The rules for deducting qualified residential interest, i.e., interest on your home mortgage, have changed under the Tax Cuts and Jobs Act (the Act). Below is a summary of how it may affect your tax bill and residential real estate situation going forward.
Proactive service is more than just suggestions and recommendations from a CPA, advisor or consultant – it’s an educational experience that provides you with tools, knowledge and support. That’s why DS+B professionals are active members in professional associations to understand industry trends and hot topics. It’s why we seek out and learn from the best in every business. It’s so we can bring you insight and guidance to run a better business, engage in effective tax planning or understand the financial outcomes of big decisions.
For medical practices and physicians, the Tax Cuts and Jobs Act adds a new 20% deduction for qualified business income (also referred to as the “pass-through deduction”). However, there are caveats to consider when planning for the impact of tax reform. This article outlines the two biggest hurdles for physicians in taking advantage.
The revised IRS withholding tables reflect the TCJA’s increase in the standard deduction, suspension of personal exemptions and changes in tax rates and brackets. Employers must move to incorporate the new tables into their payroll systems as soon as possible — and no later than February 15, 2018. Read more on the changes, and actions required, for businesses.
While the Tax Cuts and Jobs Act of 2017 increased the federal exemption from estate tax to $11M per taxpayer, the requirements regarding Minnesota Estate Tax were changed in 2017 for the years 2017-2020. In this article, we take a closer look at the Minnesota changes, non-resident estate tax that has far-reaching implications, and gift tax details that can help you with effective wealth planning decisions.
For tax years beginning in 2018, the TCJA establishes a new deduction based on a noncorporate owner’s qualified business income (QBI). This new tax break is available to individuals, estates and trusts that own interests in pass-through business entities. This article includes an analysis of how the new law may impact business owners.

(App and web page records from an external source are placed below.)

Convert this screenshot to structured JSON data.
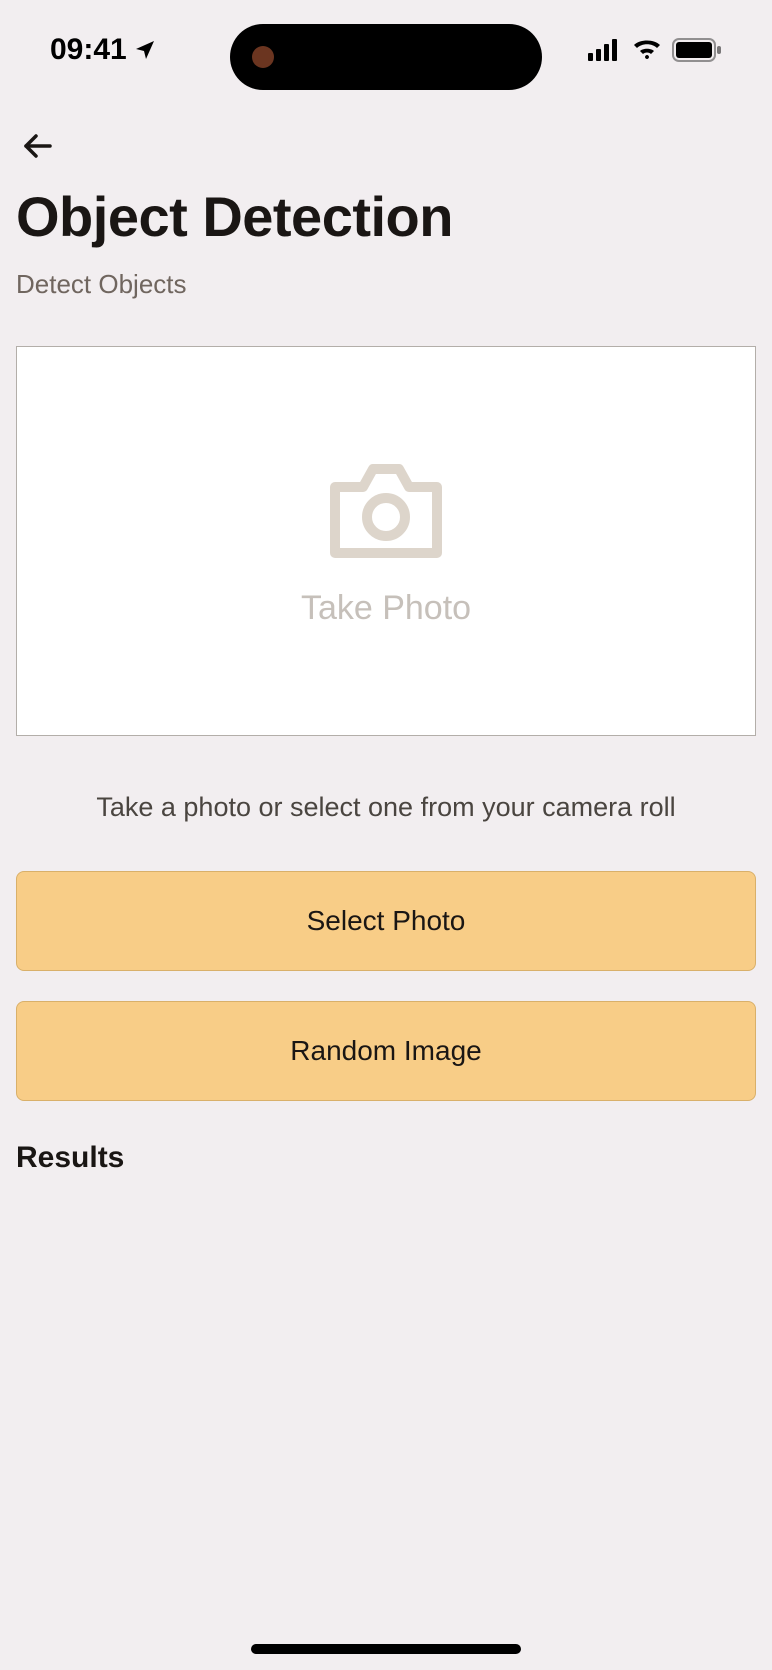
{
  "statusBar": {
    "time": "09:41"
  },
  "header": {
    "title": "Object Detection",
    "subtitle": "Detect Objects"
  },
  "photoArea": {
    "placeholder": "Take Photo"
  },
  "instruction": "Take a photo or select one from your camera roll",
  "buttons": {
    "selectPhoto": "Select Photo",
    "randomImage": "Random Image"
  },
  "results": {
    "heading": "Results"
  }
}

For employers, it is important to note compliance changes and new rules in the TCJA when reviewing employee benefits policies for 2018 and beyond. The following guide is an analysis and summary related to changes in the new law and tax rules for employee fringe benefits. Be sure to consult your tax professional for your specific situation.
Businesses and employers need to take note of the new rules as they plan their 2018 meals and entertainment budgets. The Tax Cut and Jobs Act of 2017 (TCJA) places stricter limits on what businesses can deduct meals and entertainment expenses for clients, or its employees.
The Tax Cuts and Jobs Act (TCJA) offers many tax breaks for businesses. Overall, most companies and business owners will come out ahead under the new tax law, but there are a number of tax breaks that were eliminated or reduced. Here are the most important changes in the new law that will affect businesses and their owners.
If your business is buying new assets in 2018 or undertaking a qualified remodeling project for the interior of a nonresidential building, you may be able to benefit in several ways under the new tax reform law, commonly referred to as the “Tax Cuts and Jobs Act” (TCJA). You even may be able to take advantage of some of the enhancements on your 2017 tax return.
Effective January 1, 2018, the Tax Cuts and Jobs Act of 2017 (TCJA) reduces individual and corporate tax rates, eliminates a host of deductions and credits, enhances other breaks and makes numerous additional changes. One thing the TCJA doesn’t do is repeal the federal gift and estate tax, as originally contemplated by the House of Representative’s version … Read More